Sam McComb (Letters, 8 July) asks the question about how the rest of the UK would cope with “permanently reduced oil and gas revenues”.
Perhaps he doesn’t appreciate that the average revenues from oil and gas over the past five years have represented a massive 20 per cent of onshore tax revenues for Scotland and a mere 1.7 per cent for the UK (Select Committee report).
Since these figures were published, the revenues have dropped from an average of £9.4 billion to only £5.6bn (2012-13) and, with the cessation of the Barnett formula (£7bn) in an independent Scotland, the UK would make a net saving of £1.4bn.
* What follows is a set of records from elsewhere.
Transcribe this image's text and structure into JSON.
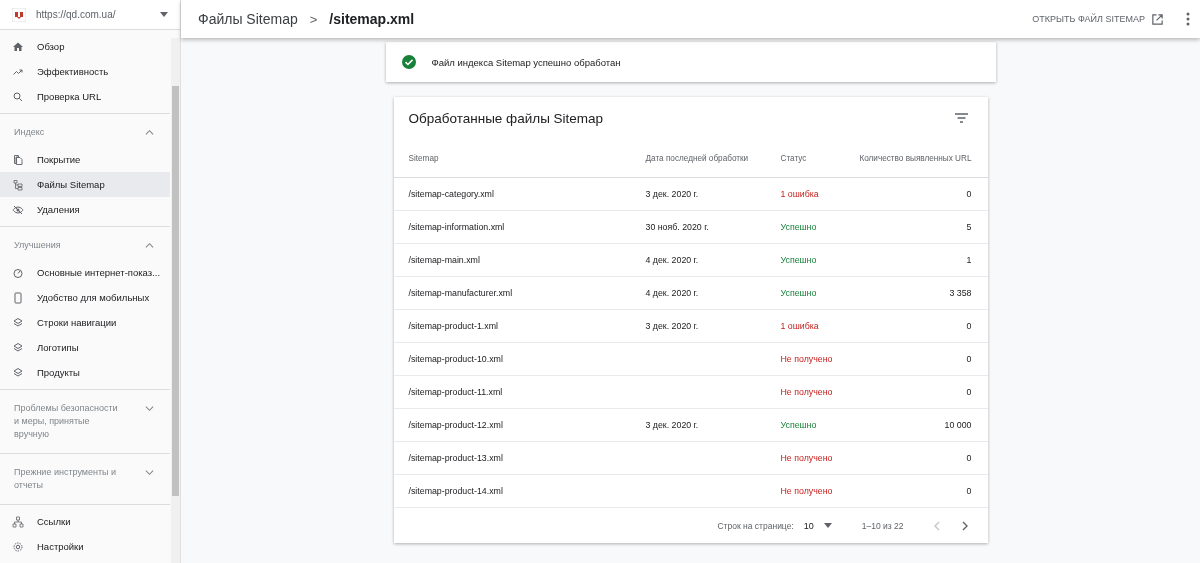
{
  "property": {
    "url": "https://qd.com.ua/"
  },
  "sidebar": {
    "groups": [
      {
        "items": [
          {
            "label": "Обзор",
            "selected": false
          },
          {
            "label": "Эффективность",
            "selected": false
          },
          {
            "label": "Проверка URL",
            "selected": false
          }
        ]
      },
      {
        "title": "Индекс",
        "expanded": true,
        "items": [
          {
            "label": "Покрытие",
            "selected": false
          },
          {
            "label": "Файлы Sitemap",
            "selected": true
          },
          {
            "label": "Удаления",
            "selected": false
          }
        ]
      },
      {
        "title": "Улучшения",
        "expanded": true,
        "items": [
          {
            "label": "Основные интернет-показ...",
            "selected": false
          },
          {
            "label": "Удобство для мобильных",
            "selected": false
          },
          {
            "label": "Строки навигации",
            "selected": false
          },
          {
            "label": "Логотипы",
            "selected": false
          },
          {
            "label": "Продукты",
            "selected": false
          }
        ]
      },
      {
        "title": "Проблемы безопасности и меры, принятые вручную",
        "expanded": false
      },
      {
        "title": "Прежние инструменты и отчеты",
        "expanded": false
      },
      {
        "items": [
          {
            "label": "Ссылки",
            "selected": false
          },
          {
            "label": "Настройки",
            "selected": false
          }
        ]
      }
    ]
  },
  "breadcrumb": {
    "parent": "Файлы Sitemap",
    "separator": ">",
    "current": "/sitemap.xml"
  },
  "open_button": "ОТКРЫТЬ ФАЙЛ SITEMAP",
  "banner": {
    "text": "Файл индекса Sitemap успешно обработан"
  },
  "table": {
    "title": "Обработанные файлы Sitemap",
    "columns": [
      "Sitemap",
      "Дата последней обработки",
      "Статус",
      "Количество выявленных URL"
    ],
    "rows": [
      {
        "sitemap": "/sitemap-category.xml",
        "date": "3 дек. 2020 г.",
        "status": "1 ошибка",
        "kind": "error",
        "urls": "0"
      },
      {
        "sitemap": "/sitemap-information.xml",
        "date": "30 нояб. 2020 г.",
        "status": "Успешно",
        "kind": "success",
        "urls": "5"
      },
      {
        "sitemap": "/sitemap-main.xml",
        "date": "4 дек. 2020 г.",
        "status": "Успешно",
        "kind": "success",
        "urls": "1"
      },
      {
        "sitemap": "/sitemap-manufacturer.xml",
        "date": "4 дек. 2020 г.",
        "status": "Успешно",
        "kind": "success",
        "urls": "3 358"
      },
      {
        "sitemap": "/sitemap-product-1.xml",
        "date": "3 дек. 2020 г.",
        "status": "1 ошибка",
        "kind": "error",
        "urls": "0"
      },
      {
        "sitemap": "/sitemap-product-10.xml",
        "status": "Не получено",
        "kind": "error",
        "urls": "0"
      },
      {
        "sitemap": "/sitemap-product-11.xml",
        "status": "Не получено",
        "kind": "error",
        "urls": "0"
      },
      {
        "sitemap": "/sitemap-product-12.xml",
        "date": "3 дек. 2020 г.",
        "status": "Успешно",
        "kind": "success",
        "urls": "10 000"
      },
      {
        "sitemap": "/sitemap-product-13.xml",
        "status": "Не получено",
        "kind": "error",
        "urls": "0"
      },
      {
        "sitemap": "/sitemap-product-14.xml",
        "status": "Не получено",
        "kind": "error",
        "urls": "0"
      }
    ],
    "pagination": {
      "rows_label": "Строк на странице:",
      "rows_value": "10",
      "range": "1–10 из 22",
      "prev_disabled": true
    }
  }
}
With regard to future supplies of energy, the rest of the UK is preparing for shale gas and oil, initially from the US through Grangemouth, and then from its own vast reserves in England.
Meanwhile, Scotland marches on with declining oil revenues and inefficient and heavily subsidised wind farms – mainly funded by England, which would also cease.
The real question Mr McComb should be asking is what tax increases would there be, and what cuts in public services would have to be taken, to reduce our current unsustainable fiscal deficit of 8.3 per cent of GDP – with our share of oil – if we were misguided enough to vote for the Yes side.
Murtle Den Road